Rescued from maltreatment
...AND NOW THESE DOGS NEED NEW HOMES
NEGLECTED CANINES SAVED BY THE WSPCA THE Wexford Society for the Prevention of Cruelty to Animals (WSPCA) is looking for homes for more than 30 dogs seized in a raid on a dog breeder's property in the south of the county.
The dogs seized by the WSPCA, several of them in pup, include among their number Bichon Frises, Tibetan Terriers, Salukis, a Greyhound, a Cocker Spaniel, a Beagle, a Bearded Collie and a German Shepherd.
'They've all received veterinary treatment and care,' said Barbara Bent of the WSPCA. She said that they were mainly treated for 'general neglect issues'. Some of the dogs were also treated for illnesses, including infections and mange, and minor injuries.
'It wasn't acceptable. We weren't happy with the conditions there at all,' said Barbara. Gardaí also attended the breeder's property on March 11 last when the dogs were seized and it's understood the matter is the subject of an investigation.
The dogs have since been signed over to the WSPCA by their owner, allowing the local animal welfare organisation to re-home them. While they have over 30 dogs, Barbara points out that more are on the way, with five bitches in pup.
'We'll need to set up a maternity ward soon,' she joked. However, the bills the WSPCA now faces are no laughing matter, due to veterinary and kennelling costs for the seized dogs.
However, their first priority is to rehome the dogs. 'Good homes are sought for all of these dogs,' said Barbara. 'We've washed them, cut their nails and given them all the VIP treatment – now we hope they get a second chance at a good life.'
Barbara said this latest case highlights the importance of the proposed Dog Breeding Establishment Bill, but she feels that, at the moment, our TDs 'are trying to put in so many amendments that it won't be worth a curse'.
She pointed out that Ireland is one of the biggest puppy producers in Europe, but there are no codes or standards in place through legislation.
'This dog breeding bill is crucial if we are to raise standards.
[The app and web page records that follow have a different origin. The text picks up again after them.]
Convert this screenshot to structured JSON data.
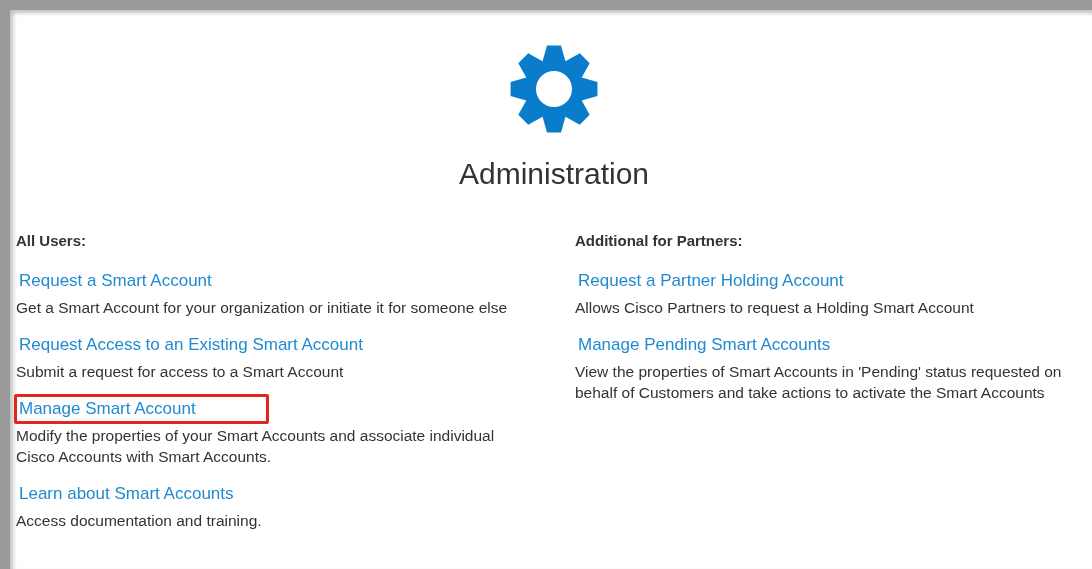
{
  "title": "Administration",
  "columns": [
    {
      "heading": "All Users:",
      "items": [
        {
          "link": "Request a Smart Account",
          "description": "Get a Smart Account for your organization or initiate it for someone else",
          "highlighted": false
        },
        {
          "link": "Request Access to an Existing Smart Account",
          "description": "Submit a request for access to a Smart Account",
          "highlighted": false
        },
        {
          "link": "Manage Smart Account",
          "description": "Modify the properties of your Smart Accounts and associate individual Cisco Accounts with Smart Accounts.",
          "highlighted": true
        },
        {
          "link": "Learn about Smart Accounts",
          "description": "Access documentation and training.",
          "highlighted": false
        }
      ]
    },
    {
      "heading": "Additional for Partners:",
      "items": [
        {
          "link": "Request a Partner Holding Account",
          "description": "Allows Cisco Partners to request a Holding Smart Account",
          "highlighted": false
        },
        {
          "link": "Manage Pending Smart Accounts",
          "description": "View the properties of Smart Accounts in 'Pending' status requested on behalf of Customers and take actions to activate the Smart Accounts",
          "highlighted": false
        }
      ]
    }
  ]
}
We need licensing and regulations so we can ensure that we know where these places are and ensure that they have good standards of care,' said Barbara.